Dillon sprinted across the distance separating him from the mercenary and elbowed him to the side. He reached down and yanked Kris to her feet. “Hang on!” He fired a shot at the nearest window and the glass disintegrated. He wrapped a powerful arm around Kris and leapt out of the car, Kris’s scream knifing into his ear. They fell, hit the ground and tumbled down a steep incline as the grenade went off and the observation car was engulfed in an orange explosion. Flaming pieces of metal and plastic arced through the air in their wake.
The helicopter hovered over the burning observation car, the searchlight hunting for them. Lady Thelma’s voice boomed from the loudspeaker like a harpy’s scream of rage. “Get down there after them! I saw them jump out of the car! Get them!”
Dillon and Kris finally came to a stop. Both of them were covered in dirt and small leaves. Dillon brushed small broken twigs out of Kris’s hair. He looked up, saw they had rolled some eighty feet away from the train down a sharp incline.
“You okay?” he asked Kris.
She nodded dumbly, amazed at still being alive. “C’mon!” He seized her by the wrist and pulled her after him while he jammed his Magnum back in the holster. He fumbled in a pocket of his weapons kit, found his night scope, placed it to an eye and stopped. He’d almost run into a tree that was no more than four feet in front of him.
Sending up a prayer to every god he could think of, including a few he made up right on the spot, he pulled Kris after him as he plunged into the stand of trees. Hopefully, the trees would provide cover from the helicopter’s searchlight.
The Sikorsky hovered overhead, the searchlight probing downward like the incandescent finger of an angel trying to pick out sinners. Bullets ripped through the branches and Dillon threw both himself and Kris to the wet, mossy ground as more bullets tore through the trunks of the trees. Leaves and chips of wood rained down upon them.
“Enough of this shit,” Dillon muttered and rolled over on his back.
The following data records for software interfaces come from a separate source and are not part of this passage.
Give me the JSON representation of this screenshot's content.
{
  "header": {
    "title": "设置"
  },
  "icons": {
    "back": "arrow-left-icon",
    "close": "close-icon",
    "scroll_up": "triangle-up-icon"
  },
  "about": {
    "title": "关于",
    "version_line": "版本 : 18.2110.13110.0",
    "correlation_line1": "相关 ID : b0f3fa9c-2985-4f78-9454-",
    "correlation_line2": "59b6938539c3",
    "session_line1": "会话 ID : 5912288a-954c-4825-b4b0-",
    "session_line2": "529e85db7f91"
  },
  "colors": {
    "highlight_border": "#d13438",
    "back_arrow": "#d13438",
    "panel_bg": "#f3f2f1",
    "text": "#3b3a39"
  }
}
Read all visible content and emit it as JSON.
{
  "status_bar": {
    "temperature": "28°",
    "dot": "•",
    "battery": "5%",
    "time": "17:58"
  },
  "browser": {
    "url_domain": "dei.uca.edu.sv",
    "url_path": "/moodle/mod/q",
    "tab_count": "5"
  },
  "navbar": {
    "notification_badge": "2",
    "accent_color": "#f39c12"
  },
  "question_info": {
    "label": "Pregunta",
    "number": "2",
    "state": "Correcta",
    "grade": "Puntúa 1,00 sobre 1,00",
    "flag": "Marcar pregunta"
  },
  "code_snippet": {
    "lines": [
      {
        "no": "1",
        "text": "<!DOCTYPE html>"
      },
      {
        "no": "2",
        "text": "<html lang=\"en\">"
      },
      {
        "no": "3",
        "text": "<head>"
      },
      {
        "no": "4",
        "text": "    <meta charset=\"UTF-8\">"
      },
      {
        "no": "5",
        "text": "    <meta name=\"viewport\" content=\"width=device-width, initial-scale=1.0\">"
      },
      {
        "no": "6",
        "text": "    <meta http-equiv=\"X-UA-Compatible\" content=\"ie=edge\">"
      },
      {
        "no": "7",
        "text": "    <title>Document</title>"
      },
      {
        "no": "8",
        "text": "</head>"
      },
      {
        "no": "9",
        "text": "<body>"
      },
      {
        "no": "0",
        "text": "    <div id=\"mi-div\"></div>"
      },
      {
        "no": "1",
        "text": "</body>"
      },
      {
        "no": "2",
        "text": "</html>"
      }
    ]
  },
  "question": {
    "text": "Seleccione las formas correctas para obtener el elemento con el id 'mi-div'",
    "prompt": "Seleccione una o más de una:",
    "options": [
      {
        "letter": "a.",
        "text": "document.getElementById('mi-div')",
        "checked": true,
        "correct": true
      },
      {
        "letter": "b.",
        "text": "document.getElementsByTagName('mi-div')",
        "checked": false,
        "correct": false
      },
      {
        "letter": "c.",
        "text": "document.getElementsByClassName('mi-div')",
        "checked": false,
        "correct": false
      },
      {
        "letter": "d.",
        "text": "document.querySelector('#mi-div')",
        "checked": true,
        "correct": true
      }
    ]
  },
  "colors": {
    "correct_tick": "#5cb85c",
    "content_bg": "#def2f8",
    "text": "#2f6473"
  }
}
He pulled out his Magnum, aimed right for the center of the light and snapped off shot after shot, one right after the other until the clip was spent.
The light went out, the helicopter’s engines coughing like the phlegm filled lungs of a twenty-year smoker, and the Sikorsky turned away. Dillon smelled oily smoke. He’d hit something that was for sure. Whether it was something vital or not, he had no idea. It might be minor damage that they could fix and get the chopper back into the air, but he had no intention of staying around long enough for them to do so. And in any case, there’d be men on the ground looking for them. And they’d have night scopes with infrared lenses, to be sure.
He pulled Kris to a sitting position, reaching down to slip her high heeled pumps off her small feet. He snapped off the heels, slipped them back on her feet and pulled her to a standing position. “We’re going to have a lot a walking ahead of us. And I mean a lot. You keep up with me, you hear? And don’t say a word! I’ve gotta be able to hear what’s going on.”
Kris could only nod dumbly. She was still in a state of shock at their narrow escape.